→ TASK TO CARRY OUT
Go through the records below line by line. Count the lines with "archiwum" and give the count alone.

Element data from apps and pages
*****
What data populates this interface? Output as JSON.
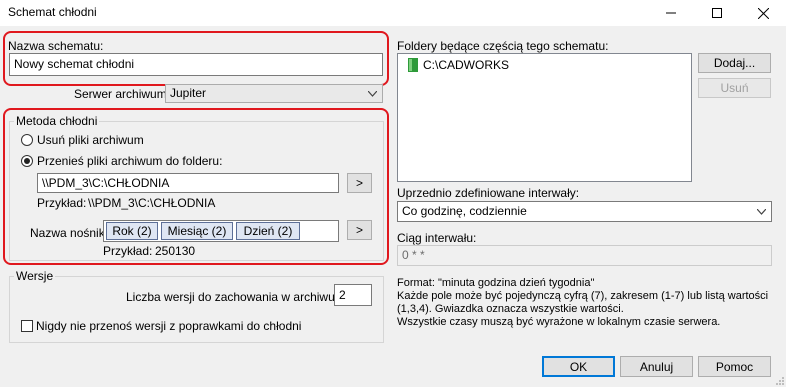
{
  "window": {
    "title": "Schemat chłodni"
  },
  "scheme_name": {
    "label": "Nazwa schematu:",
    "value": "Nowy schemat chłodni"
  },
  "archive_server": {
    "label": "Serwer archiwum:",
    "value": "Jupiter"
  },
  "cold_method": {
    "legend": "Metoda chłodni",
    "delete_option": "Usuń pliki archiwum",
    "move_option": "Przenieś pliki archiwum do folderu:",
    "folder_value": "\\\\PDM_3\\C:\\CHŁODNIA",
    "browse_label": ">",
    "example_label": "Przykład:",
    "example_value": "\\\\PDM_3\\C:\\CHŁODNIA",
    "media_label": "Nazwa nośnika:",
    "media_chips": [
      "Rok (2)",
      "Miesiąc (2)",
      "Dzień (2)"
    ],
    "media_button": ">",
    "media_example_label": "Przykład:",
    "media_example_value": "250130"
  },
  "versions": {
    "legend": "Wersje",
    "keep_label": "Liczba wersji do zachowania w archiwum:",
    "keep_value": "2",
    "never_move_label": "Nigdy nie przenoś wersji z poprawkami do chłodni"
  },
  "folders": {
    "label": "Foldery będące częścią tego schematu:",
    "items": [
      "C:\\CADWORKS"
    ],
    "add_button": "Dodaj...",
    "remove_button": "Usuń"
  },
  "intervals": {
    "label": "Uprzednio zdefiniowane interwały:",
    "value": "Co godzinę, codziennie",
    "string_label": "Ciąg interwału:",
    "string_value": "0 * *",
    "format_lines": [
      "Format: \"minuta godzina dzień tygodnia\"",
      "Każde pole może być pojedynczą cyfrą (7), zakresem (1-7) lub listą wartości",
      "(1,3,4). Gwiazdka oznacza wszystkie wartości.",
      "Wszystkie czasy muszą być wyrażone w lokalnym czasie serwera."
    ]
  },
  "buttons": {
    "ok": "OK",
    "cancel": "Anuluj",
    "help": "Pomoc"
  },
  "colors": {
    "highlight_border": "#e0181e",
    "folder_icon": "#2e9a3a"
  }
}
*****
→ SOLUTION TO THIS EXERCISE
4